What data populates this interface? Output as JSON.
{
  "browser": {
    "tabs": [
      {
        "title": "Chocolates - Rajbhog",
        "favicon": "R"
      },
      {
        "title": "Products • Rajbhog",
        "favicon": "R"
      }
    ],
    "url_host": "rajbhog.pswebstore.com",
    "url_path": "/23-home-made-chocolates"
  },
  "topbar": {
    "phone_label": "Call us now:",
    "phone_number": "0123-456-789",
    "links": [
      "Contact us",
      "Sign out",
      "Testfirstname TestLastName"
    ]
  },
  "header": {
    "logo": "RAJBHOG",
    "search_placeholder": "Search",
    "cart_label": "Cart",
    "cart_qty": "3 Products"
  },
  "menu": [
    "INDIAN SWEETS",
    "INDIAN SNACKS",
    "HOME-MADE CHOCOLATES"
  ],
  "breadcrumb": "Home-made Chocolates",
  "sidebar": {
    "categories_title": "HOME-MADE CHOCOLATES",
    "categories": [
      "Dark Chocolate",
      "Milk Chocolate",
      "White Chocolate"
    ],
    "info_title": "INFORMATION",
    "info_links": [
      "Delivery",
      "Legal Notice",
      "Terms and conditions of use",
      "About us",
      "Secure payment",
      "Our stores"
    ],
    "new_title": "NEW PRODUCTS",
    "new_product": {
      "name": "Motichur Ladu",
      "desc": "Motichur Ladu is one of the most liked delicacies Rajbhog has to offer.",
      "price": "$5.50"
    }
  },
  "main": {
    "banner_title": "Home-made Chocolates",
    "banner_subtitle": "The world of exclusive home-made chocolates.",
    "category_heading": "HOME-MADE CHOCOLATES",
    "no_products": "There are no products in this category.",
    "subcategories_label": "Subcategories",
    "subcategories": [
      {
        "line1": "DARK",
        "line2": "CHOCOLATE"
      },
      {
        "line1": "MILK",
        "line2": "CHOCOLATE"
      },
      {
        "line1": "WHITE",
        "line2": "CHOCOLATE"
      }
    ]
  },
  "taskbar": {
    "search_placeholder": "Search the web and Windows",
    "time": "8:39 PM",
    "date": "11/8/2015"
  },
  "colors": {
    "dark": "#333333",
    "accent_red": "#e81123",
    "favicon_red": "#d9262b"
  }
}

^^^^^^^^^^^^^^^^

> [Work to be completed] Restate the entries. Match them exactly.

> [Answer to this task]
What data populates this interface? Output as JSON.
{
  "browser": {
    "tabs": [
      {
        "title": "Chocolates - Rajbhog",
        "favicon": "R"
      },
      {
        "title": "Products • Rajbhog",
        "favicon": "R"
      }
    ],
    "url_host": "rajbhog.pswebstore.com",
    "url_path": "/23-home-made-chocolates"
  },
  "topbar": {
    "phone_label": "Call us now:",
    "phone_number": "0123-456-789",
    "links": [
      "Contact us",
      "Sign out",
      "Testfirstname TestLastName"
    ]
  },
  "header": {
    "logo": "RAJBHOG",
    "search_placeholder": "Search",
    "cart_label": "Cart",
    "cart_qty": "3 Products"
  },
  "menu": [
    "INDIAN SWEETS",
    "INDIAN SNACKS",
    "HOME-MADE CHOCOLATES"
  ],
  "breadcrumb": "Home-made Chocolates",
  "sidebar": {
    "categories_title": "HOME-MADE CHOCOLATES",
    "categories": [
      "Dark Chocolate",
      "Milk Chocolate",
      "White Chocolate"
    ],
    "info_title": "INFORMATION",
    "info_links": [
      "Delivery",
      "Legal Notice",
      "Terms and conditions of use",
      "About us",
      "Secure payment",
      "Our stores"
    ],
    "new_title": "NEW PRODUCTS",
    "new_product": {
      "name": "Motichur Ladu",
      "desc": "Motichur Ladu is one of the most liked delicacies Rajbhog has to offer.",
      "price": "$5.50"
    }
  },
  "main": {
    "banner_title": "Home-made Chocolates",
    "banner_subtitle": "The world of exclusive home-made chocolates.",
    "category_heading": "HOME-MADE CHOCOLATES",
    "no_products": "There are no products in this category.",
    "subcategories_label": "Subcategories",
    "subcategories": [
      {
        "line1": "DARK",
        "line2": "CHOCOLATE"
      },
      {
        "line1": "MILK",
        "line2": "CHOCOLATE"
      },
      {
        "line1": "WHITE",
        "line2": "CHOCOLATE"
      }
    ]
  },
  "taskbar": {
    "search_placeholder": "Search the web and Windows",
    "time": "8:39 PM",
    "date": "11/8/2015"
  },
  "colors": {
    "dark": "#333333",
    "accent_red": "#e81123",
    "favicon_red": "#d9262b"
  }
}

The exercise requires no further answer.